EXERCISE INPUT: Begin

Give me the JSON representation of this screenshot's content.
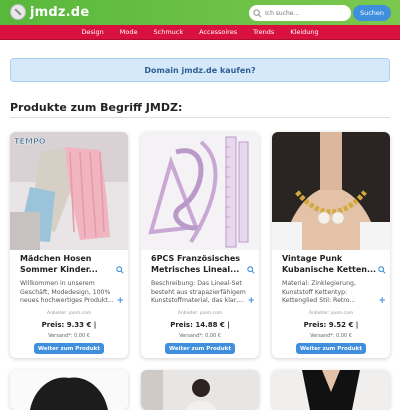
{
  "header": {
    "logo_text": "jmdz.de",
    "search_placeholder": "Ich suche...",
    "search_button": "Suchen"
  },
  "nav": {
    "items": [
      "Design",
      "Mode",
      "Schmuck",
      "Accessoires",
      "Trends",
      "Kleidung"
    ]
  },
  "banner": {
    "text": "Domain jmdz.de kaufen?"
  },
  "section_title": "Produkte zum Begriff JMDZ:",
  "products": [
    {
      "title": "Mädchen Hosen Sommer Kinder...",
      "description": "Willkommen in unserem Geschäft, Modedesign, 100% neues hochwertiges Produkt...",
      "vendor": "Anbieter: joom.com",
      "price": "Preis: 9.33 € |",
      "shipping": "Versand*: 0.00 €",
      "button": "Weiter zum Produkt",
      "image_text": "TEMPO"
    },
    {
      "title": "6PCS Französisches Metrisches Lineal...",
      "description": "Beschreibung: Das Lineal-Set besteht aus strapazierfähigem Kunststoffmaterial, das klar,...",
      "vendor": "Anbieter: joom.com",
      "price": "Preis: 14.88 € |",
      "shipping": "Versand*: 0.00 €",
      "button": "Weiter zum Produkt"
    },
    {
      "title": "Vintage Punk Kubanische Ketten...",
      "description": "Material: Zinklegierung, Kunststoff Kettentyp: Kettenglied Stil: Retro...",
      "vendor": "Anbieter: joom.com",
      "price": "Preis: 9.52 € |",
      "shipping": "Versand*: 0.00 €",
      "button": "Weiter zum Produkt"
    }
  ],
  "colors": {
    "header_green": "#58b83b",
    "nav_red": "#d8113f",
    "accent_blue": "#3f8fdc",
    "banner_bg": "#d5e9fb"
  }
}
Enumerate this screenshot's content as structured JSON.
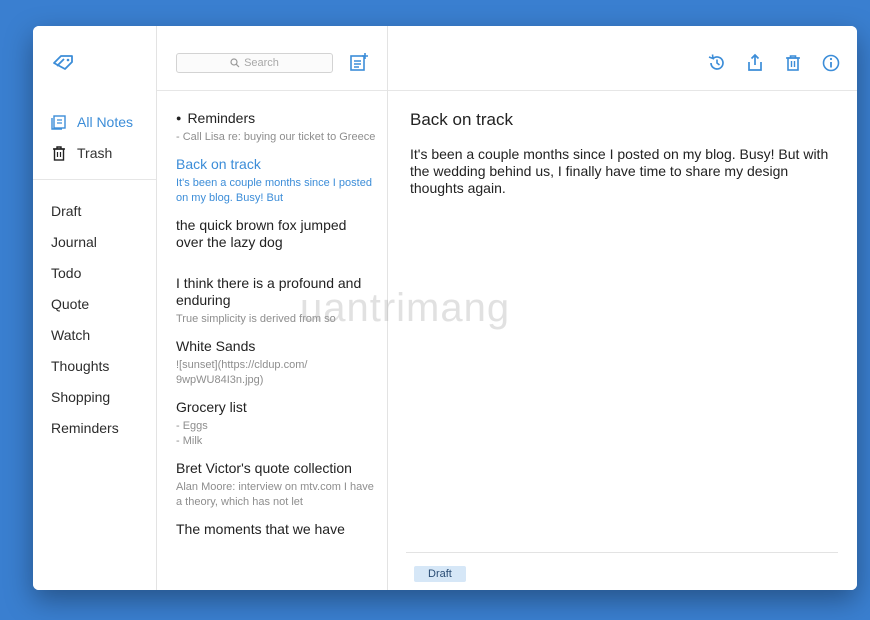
{
  "window": {
    "traffic_lights": {
      "red": "#fc5f57",
      "yellow": "#fdbc2e",
      "green": "#28c840"
    },
    "accent_color": "#3c8dd8"
  },
  "sidebar": {
    "logo_icon": "tag-icon",
    "primary": [
      {
        "label": "All Notes",
        "icon": "notes-icon",
        "active": true
      },
      {
        "label": "Trash",
        "icon": "trash-icon",
        "active": false
      }
    ],
    "tags": [
      "Draft",
      "Journal",
      "Todo",
      "Quote",
      "Watch",
      "Thoughts",
      "Shopping",
      "Reminders"
    ]
  },
  "note_list": {
    "search_placeholder": "Search",
    "notes": [
      {
        "title": "Reminders",
        "preview": "- Call Lisa re: buying our ticket to Greece",
        "bullet": "●"
      },
      {
        "title": "Back on track",
        "preview": "It's been a couple months since I posted on my blog. Busy! But",
        "selected": true
      },
      {
        "title": "the quick brown fox jumped over the lazy dog",
        "preview": ""
      },
      {
        "title": "I think there is a profound and enduring",
        "preview": "True simplicity is derived from so"
      },
      {
        "title": "White Sands",
        "preview": "![sunset](https://cldup.com/ 9wpWU84I3n.jpg)"
      },
      {
        "title": "Grocery list",
        "preview": "- Eggs\n- Milk"
      },
      {
        "title": "Bret Victor's quote collection",
        "preview": "Alan Moore: interview on mtv.com I have a theory, which has not let"
      },
      {
        "title": "The moments that we have",
        "preview": ""
      }
    ]
  },
  "editor": {
    "toolbar": [
      "history-icon",
      "share-icon",
      "trash-icon",
      "info-icon"
    ],
    "title": "Back on track",
    "body": "It's been a couple months since I posted on my blog. Busy! But with the wedding behind us, I finally have time to share my design thoughts again.",
    "tag": "Draft"
  },
  "watermark": "uantrimang"
}
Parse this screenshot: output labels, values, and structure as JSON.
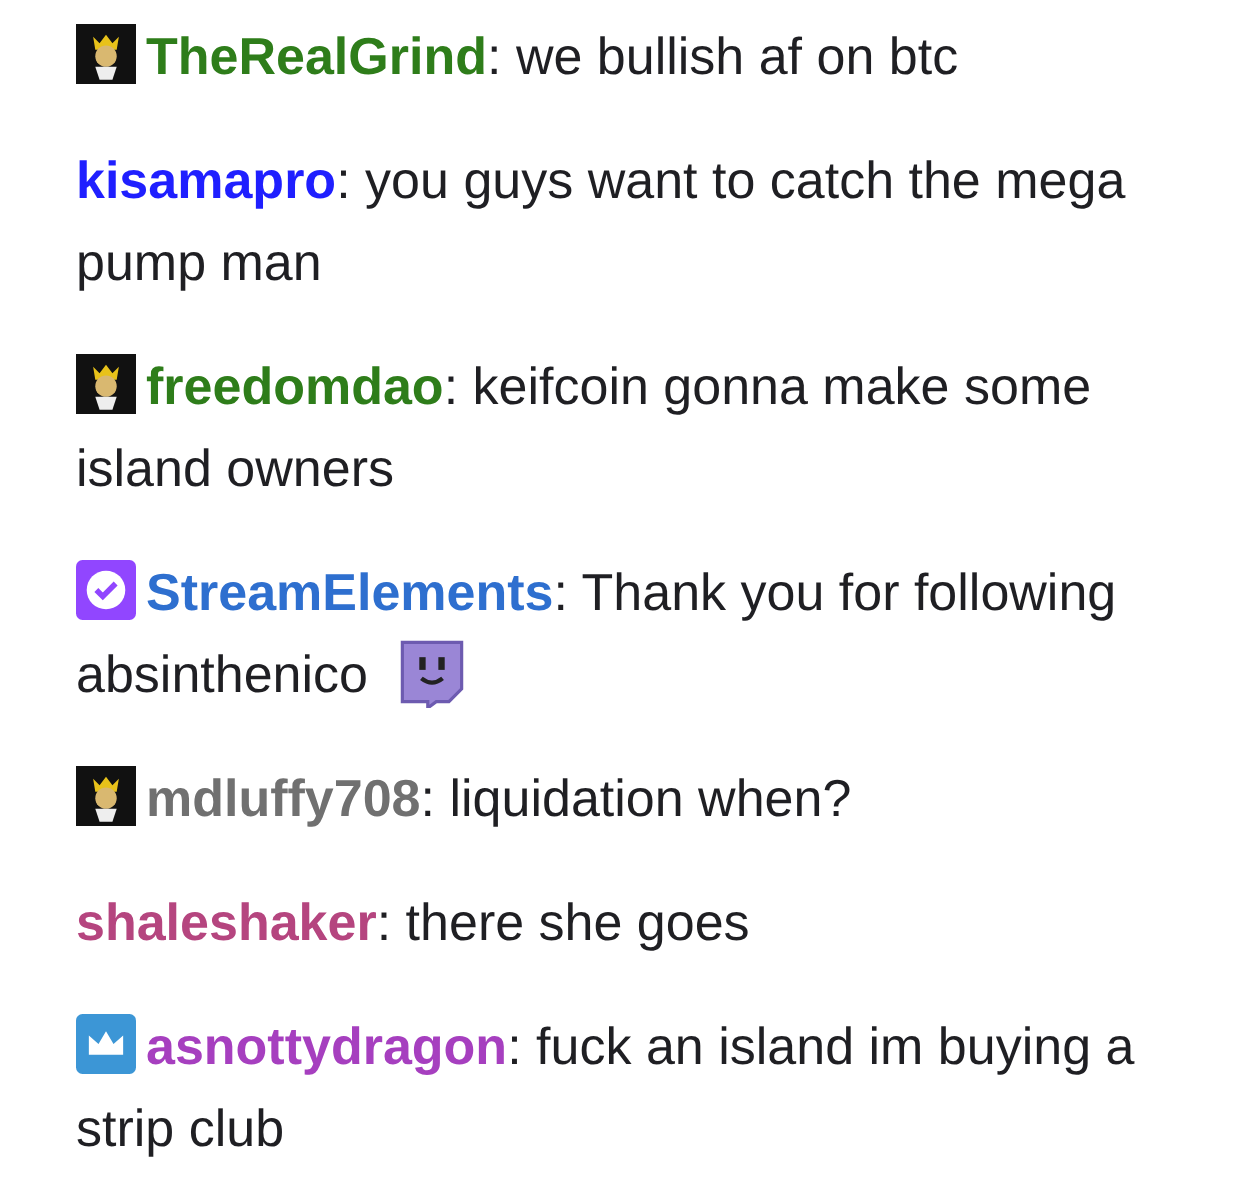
{
  "messages": [
    {
      "kind": "king",
      "username": "TheRealGrind",
      "color": "#2e7d1a",
      "separator": ":",
      "text": "we bullish af on btc",
      "emote": false
    },
    {
      "kind": "plain",
      "username": "kisamapro",
      "color": "#1f1fff",
      "separator": ":",
      "text": "you guys want to catch the mega pump man",
      "emote": false
    },
    {
      "kind": "king",
      "username": "freedomdao",
      "color": "#2e7d1a",
      "separator": ":",
      "text": "keifcoin gonna make some island owners",
      "emote": false
    },
    {
      "kind": "verified",
      "username": "StreamElements",
      "color": "#2e6fcf",
      "separator": ":",
      "text": "Thank you for following absinthenico",
      "emote": true
    },
    {
      "kind": "king",
      "username": "mdluffy708",
      "color": "#707070",
      "separator": ":",
      "text": "liquidation when?",
      "emote": false
    },
    {
      "kind": "plain",
      "username": "shaleshaker",
      "color": "#b5457f",
      "separator": ":",
      "text": "there she goes",
      "emote": false
    },
    {
      "kind": "crown",
      "username": "asnottydragon",
      "color": "#a63fbf",
      "separator": ":",
      "text": "fuck an island im buying a strip club",
      "emote": false
    }
  ]
}
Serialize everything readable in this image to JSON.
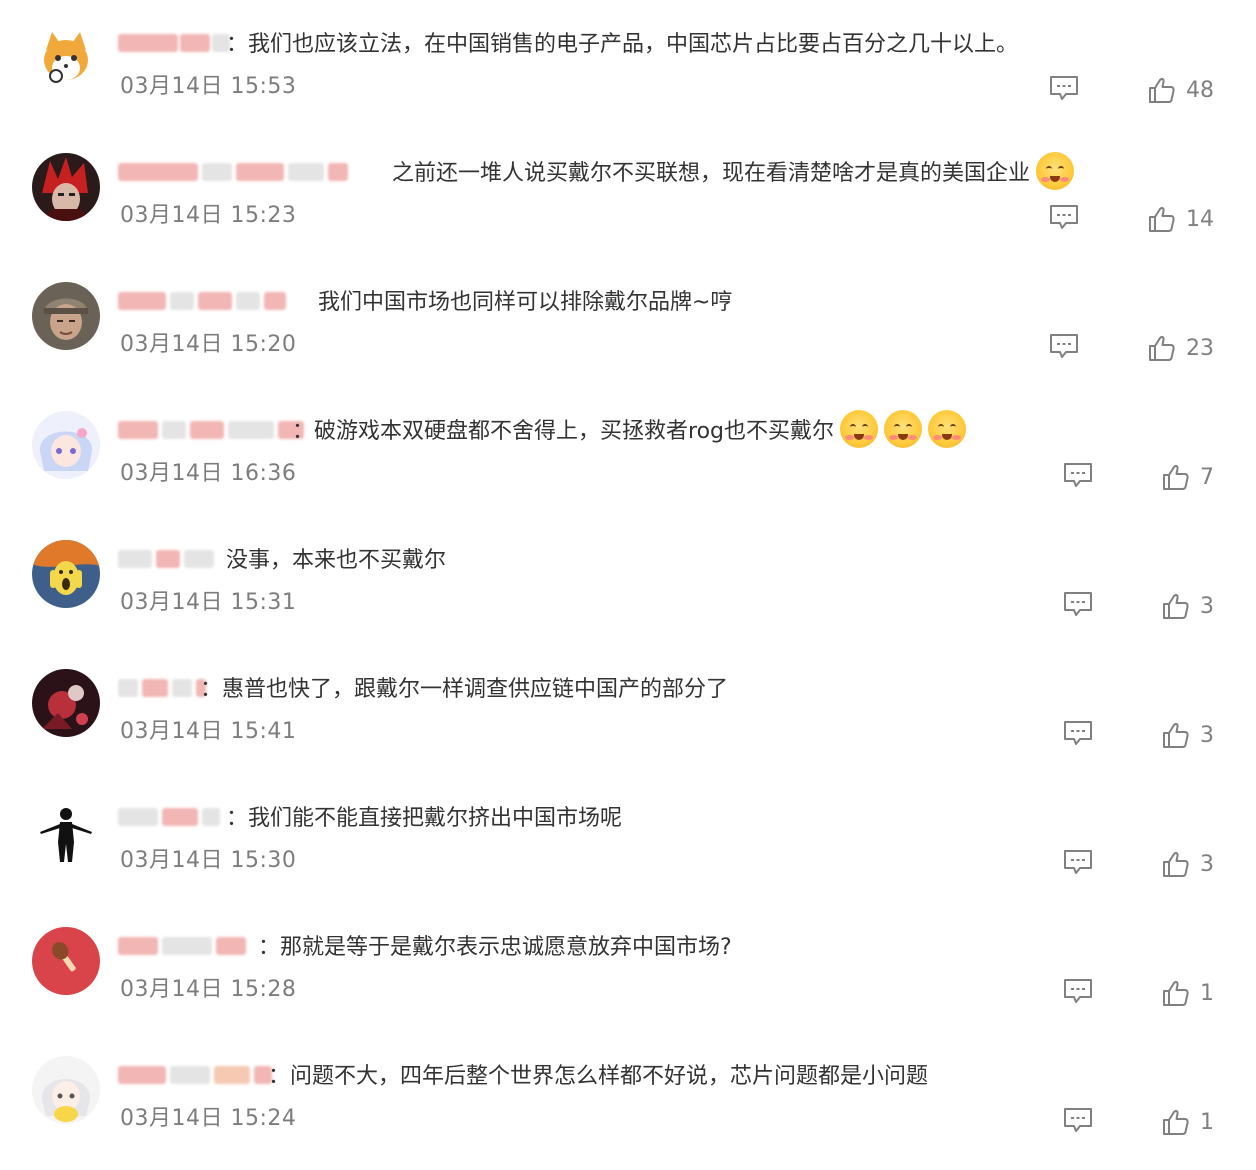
{
  "comments": [
    {
      "text": "：我们也应该立法，在中国销售的电子产品，中国芯片占比要占百分之几十以上。",
      "time": "03月14日 15:53",
      "likes": "48",
      "avatar": "shiba-avatar"
    },
    {
      "text": "之前还一堆人说买戴尔不买联想，现在看清楚啥才是真的美国企业",
      "time": "03月14日 15:23",
      "likes": "14",
      "avatar": "red-hair-avatar",
      "emoji_count": 1
    },
    {
      "text": "我们中国市场也同样可以排除戴尔品牌~哼",
      "time": "03月14日 15:20",
      "likes": "23",
      "avatar": "man-cap-avatar"
    },
    {
      "text": "：破游戏本双硬盘都不舍得上，买拯救者rog也不买戴尔",
      "time": "03月14日 16:36",
      "likes": "7",
      "avatar": "anime-girl-avatar",
      "emoji_count": 3
    },
    {
      "text": "没事，本来也不买戴尔",
      "time": "03月14日 15:31",
      "likes": "3",
      "avatar": "scream-avatar"
    },
    {
      "text": "：惠普也快了，跟戴尔一样调查供应链中国产的部分了",
      "time": "03月14日 15:41",
      "likes": "3",
      "avatar": "dark-red-avatar"
    },
    {
      "text": "：我们能不能直接把戴尔挤出中国市场呢",
      "time": "03月14日 15:30",
      "likes": "3",
      "avatar": "silhouette-avatar"
    },
    {
      "text": "：那就是等于是戴尔表示忠诚愿意放弃中国市场?",
      "time": "03月14日 15:28",
      "likes": "1",
      "avatar": "red-circle-avatar"
    },
    {
      "text": "：问题不大，四年后整个世界怎么样都不好说，芯片问题都是小问题",
      "time": "03月14日 15:24",
      "likes": "1",
      "avatar": "chick-girl-avatar"
    }
  ]
}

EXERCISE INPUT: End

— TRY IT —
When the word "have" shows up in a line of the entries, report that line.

— SOLUTION FOR THIS PROBLEM —
        "preview": "Alan Moore: interview on mtv.com I have a theory, which has not let"
        "title": "The moments that we have",
    "body": "It's been a couple months since I posted on my blog. Busy! But with the wedding behind us, I finally have time to share my design thoughts again.",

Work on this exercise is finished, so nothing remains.